Victory brings emotions

No one realizes how important a tournament victory is to a pro angler until the winner has to talk about that victory. The moment often has long seconds of "dead air," as the winner tries to compose himself.

For instance, Elite Series angler Todd Faircloth, immediately upon mentioning the words "my family" on stage, has to stop and compose himself before uttering another word. Andy Montgomery exhibited another form of emotion Saturday. He could talk about his family, but when he started talking about bass fishing, he became an emotional mess.

When Tournament Director Chris Bowes mentioned that Montgomery's wife and son were in the audience, Montgomery corrected him by saying, no, the young boy was actually his nephew.

"I thought he was your son," Bowes said. "He looks just like you."

Quipped Montgomery, "He's a sexy little dude, isn't he?"

It was when Montgomery was asked to explain what the victory on Lake Norman meant to him that the resident of nearby Blacksburg, S.C., was overcome with emotion.

"I've fished one other tournament here this time of year, and I won it," Montgomery said amidst some tears. "I thought I could outlast the field on a three-day event (in the fall).

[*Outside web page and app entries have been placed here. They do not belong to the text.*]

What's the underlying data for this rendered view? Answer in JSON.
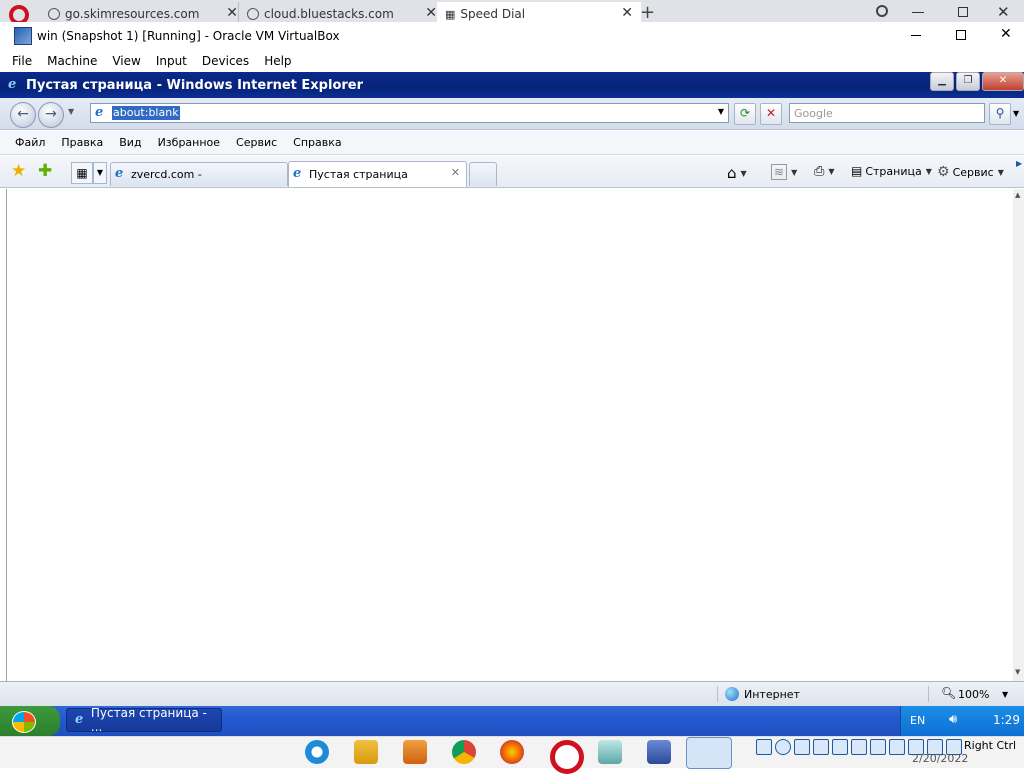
{
  "host_tabs": [
    {
      "label": "go.skimresources.com"
    },
    {
      "label": "cloud.bluestacks.com"
    },
    {
      "label": "Speed Dial"
    }
  ],
  "vbox": {
    "title": "win (Snapshot 1) [Running] - Oracle VM VirtualBox",
    "menu": [
      "File",
      "Machine",
      "View",
      "Input",
      "Devices",
      "Help"
    ],
    "host_key": "Right Ctrl",
    "date": "2/20/2022"
  },
  "ie": {
    "title": "Пустая страница - Windows Internet Explorer",
    "address": "about:blank",
    "search_placeholder": "Google",
    "menu": [
      "Файл",
      "Правка",
      "Вид",
      "Избранное",
      "Сервис",
      "Справка"
    ],
    "tabs": [
      {
        "label": "zvercd.com -"
      },
      {
        "label": "Пустая страница"
      }
    ],
    "toolbar": {
      "page_label": "Страница",
      "tools_label": "Сервис"
    },
    "status": {
      "zone": "Интернет",
      "zoom": "100%"
    }
  },
  "xp": {
    "task_label": "Пустая страница - ...",
    "lang": "EN",
    "clock": "1:29"
  },
  "colors": {
    "xp_blue": "#245ad0",
    "ie_title": "#0a2a8a",
    "selection": "#316ac5"
  }
}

"If it had been later in the year, it would have been tough to beat Hank (Cherry) and David (Williams). They dominate (on Lake Norman) in the winter."

Cherry finished 11th after struggling Saturday. Williams, who led the first two days, struggled as well on the final day, weighing only three keepers and finishing 8th.